───── Entries shown

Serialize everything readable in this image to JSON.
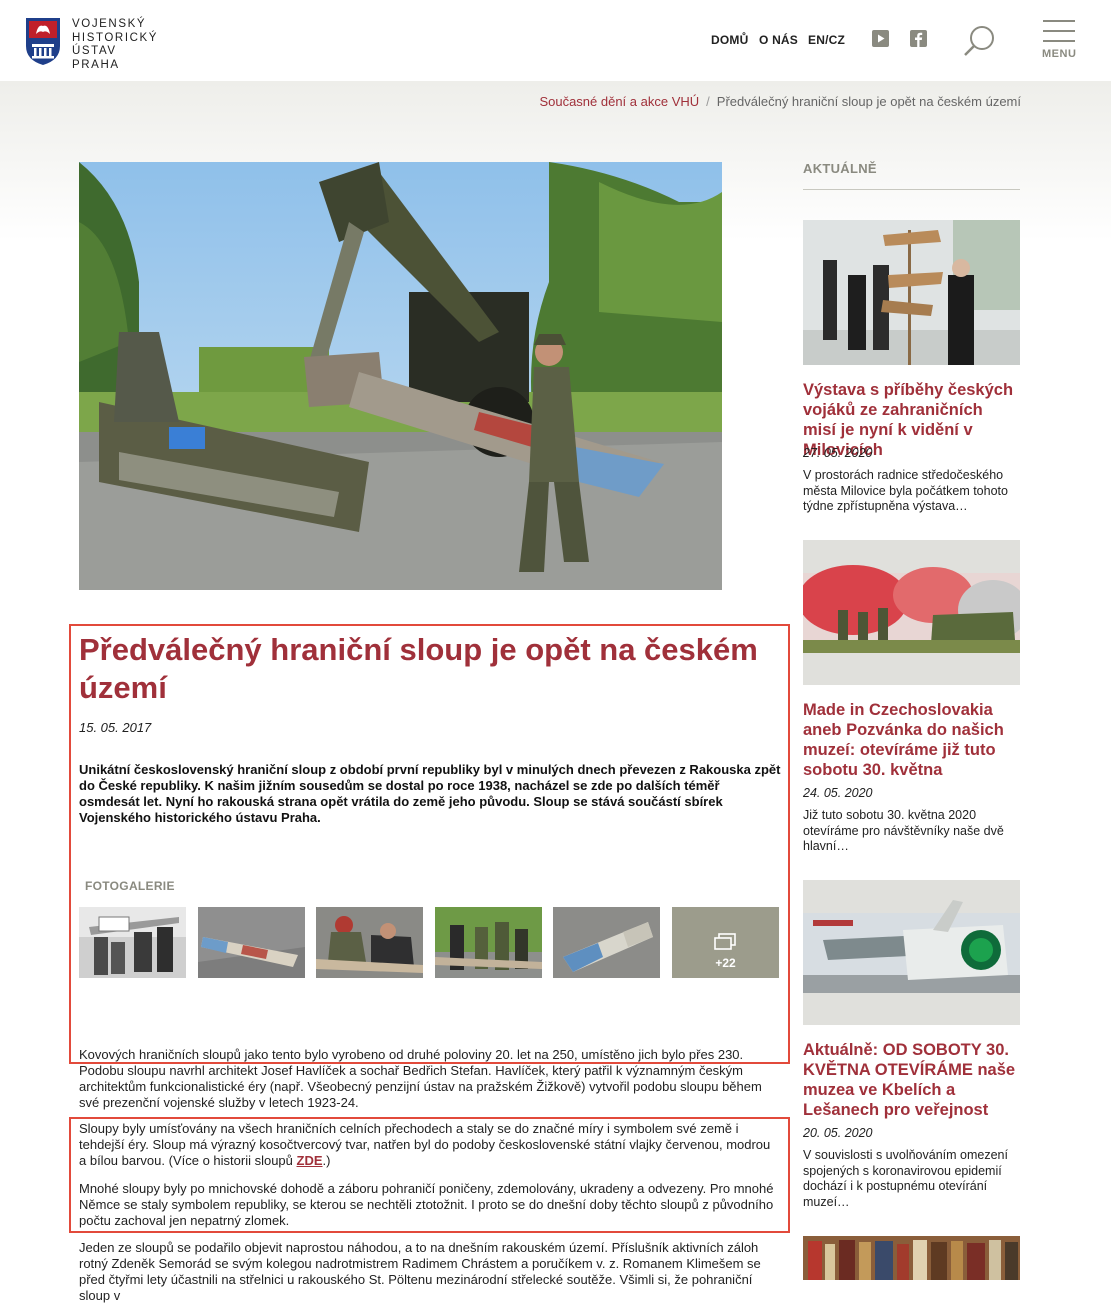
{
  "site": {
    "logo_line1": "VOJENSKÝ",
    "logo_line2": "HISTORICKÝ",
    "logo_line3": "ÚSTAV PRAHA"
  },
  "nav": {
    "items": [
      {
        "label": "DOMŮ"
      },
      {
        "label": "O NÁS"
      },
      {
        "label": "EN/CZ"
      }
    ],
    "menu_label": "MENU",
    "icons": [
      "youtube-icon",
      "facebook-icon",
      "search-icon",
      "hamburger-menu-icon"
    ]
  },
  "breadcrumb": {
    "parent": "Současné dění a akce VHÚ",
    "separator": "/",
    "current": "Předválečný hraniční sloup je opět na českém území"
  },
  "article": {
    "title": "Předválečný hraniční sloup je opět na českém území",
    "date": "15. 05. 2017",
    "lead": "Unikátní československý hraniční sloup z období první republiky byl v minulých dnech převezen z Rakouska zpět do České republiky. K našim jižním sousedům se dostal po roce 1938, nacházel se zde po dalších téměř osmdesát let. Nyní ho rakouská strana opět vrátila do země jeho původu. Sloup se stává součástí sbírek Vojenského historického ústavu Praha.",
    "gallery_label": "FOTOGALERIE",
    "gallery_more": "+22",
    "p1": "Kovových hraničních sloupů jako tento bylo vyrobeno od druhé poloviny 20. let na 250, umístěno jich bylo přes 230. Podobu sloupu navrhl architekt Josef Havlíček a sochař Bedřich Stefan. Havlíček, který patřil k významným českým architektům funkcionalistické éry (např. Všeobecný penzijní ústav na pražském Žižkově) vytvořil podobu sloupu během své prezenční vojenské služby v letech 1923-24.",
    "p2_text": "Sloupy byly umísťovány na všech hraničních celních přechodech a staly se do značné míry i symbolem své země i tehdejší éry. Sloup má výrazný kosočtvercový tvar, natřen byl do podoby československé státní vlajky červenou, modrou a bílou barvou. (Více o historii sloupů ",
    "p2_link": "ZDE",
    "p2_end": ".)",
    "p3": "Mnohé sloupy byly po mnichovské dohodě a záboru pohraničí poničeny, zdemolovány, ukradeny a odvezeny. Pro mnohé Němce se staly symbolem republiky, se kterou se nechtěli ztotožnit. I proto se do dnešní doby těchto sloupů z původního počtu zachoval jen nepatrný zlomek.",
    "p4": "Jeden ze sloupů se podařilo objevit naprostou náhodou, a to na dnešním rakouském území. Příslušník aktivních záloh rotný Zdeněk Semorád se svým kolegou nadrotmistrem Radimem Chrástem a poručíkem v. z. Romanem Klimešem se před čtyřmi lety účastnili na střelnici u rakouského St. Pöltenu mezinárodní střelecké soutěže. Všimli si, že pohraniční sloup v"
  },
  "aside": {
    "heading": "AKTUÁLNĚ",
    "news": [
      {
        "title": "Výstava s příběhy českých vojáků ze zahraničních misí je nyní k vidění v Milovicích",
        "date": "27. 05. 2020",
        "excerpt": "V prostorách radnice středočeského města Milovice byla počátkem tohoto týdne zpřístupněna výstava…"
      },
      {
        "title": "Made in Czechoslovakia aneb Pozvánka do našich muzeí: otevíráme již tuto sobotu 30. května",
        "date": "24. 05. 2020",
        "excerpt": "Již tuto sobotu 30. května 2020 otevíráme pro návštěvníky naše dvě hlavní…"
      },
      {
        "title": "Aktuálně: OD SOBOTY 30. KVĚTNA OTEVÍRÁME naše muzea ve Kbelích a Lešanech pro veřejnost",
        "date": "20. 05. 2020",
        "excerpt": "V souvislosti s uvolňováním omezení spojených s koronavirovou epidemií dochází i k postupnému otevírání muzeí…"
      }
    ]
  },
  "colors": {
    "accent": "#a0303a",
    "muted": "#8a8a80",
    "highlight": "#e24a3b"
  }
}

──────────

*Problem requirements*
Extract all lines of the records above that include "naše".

*Answer space*
        "excerpt": "Již tuto sobotu 30. května 2020 otevíráme pro návštěvníky naše dvě hlavní…"
        "title": "Aktuálně: OD SOBOTY 30. KVĚTNA OTEVÍRÁME naše muzea ve Kbelích a Lešanech pro veřejnost",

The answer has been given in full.